University of East Anglia quietly abandons £10.5m biomass scheme
UK’s largest biomass power generation project has been quietly abandoned after having never run for more than 30 minutes.
The £10.5 million (€13.5m) plant, built in 2007 to reduce CO2 emissions at the University of East Anglia (UEA) in Norwich, was intended to produce renewable electricity from woodchips.
The facility, which received a £1 million grant from the UK government, was at the time praised for its significant environmental benefits.
But a source within the UEA told The Guardian newspaper that the generation unit has never run for more than 30 minutes and that students are using the wood storage facilities to hold Christmas decorations.
Suzanne Jones, a local Norwich campaigner on environmental issues, accused the UEA of trying to sweep the plant’s neglect under the rug.
“UEA has established an international reputation for its leadership in environmental technology, so it’s extremely disappointing that they have tried to hide the failure of their biomass project,” Jones said.
“There has been a complete lack of transparency here.”
The UEA has refused several Freedom of Information Act requests from local activist group The Norwich Radical in the past six months.
The university claim releasing the information “would have a chilling effect on the development of new low-carbon energy projects in future” and a negative impact on the economic interests of the university and commercial partners.
According to UK law, the Freedom of Information Act provides public access to information held by public authorities by obliging them to publish certain information about their activities and allowing citizens to request information from them.
A UEA spokesman told The Guardian that the unit had provided energy, but using gas rather than woodchip.
“It has not been possible to commission the woodchip/gasification component of UEA’s new CHP unit. However, the unit has been supplying both heat and power to the campus since 2008, using natural gas, and the university continues to make a return on its investment.

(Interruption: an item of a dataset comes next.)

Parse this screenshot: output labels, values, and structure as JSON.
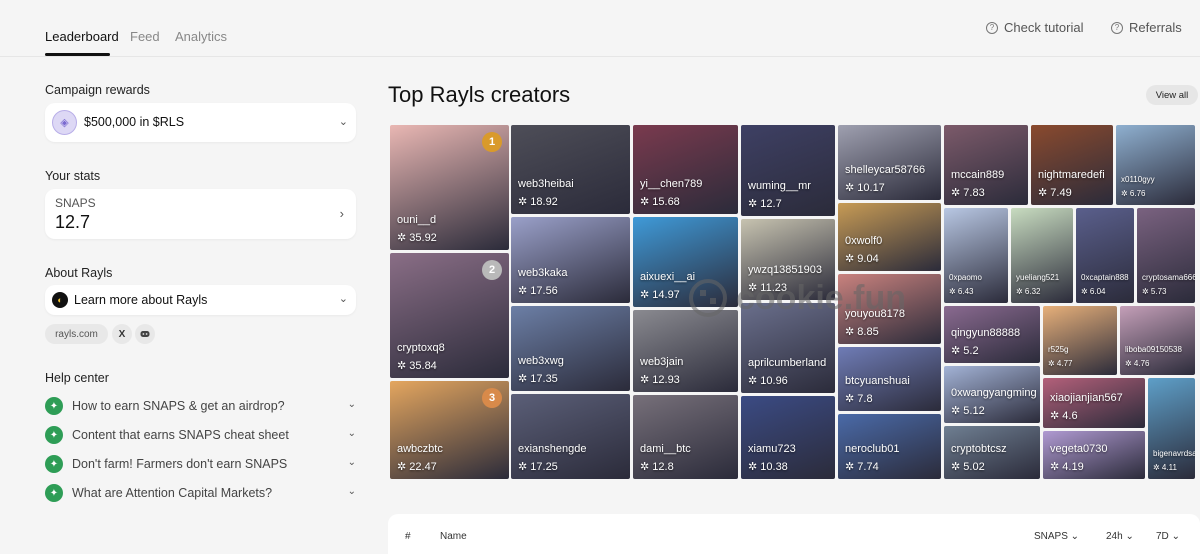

According to the spokesman, the unit was the university’s sole source of heat and electricity for several months in 2015 while maintenance work in other facilities was undergoing.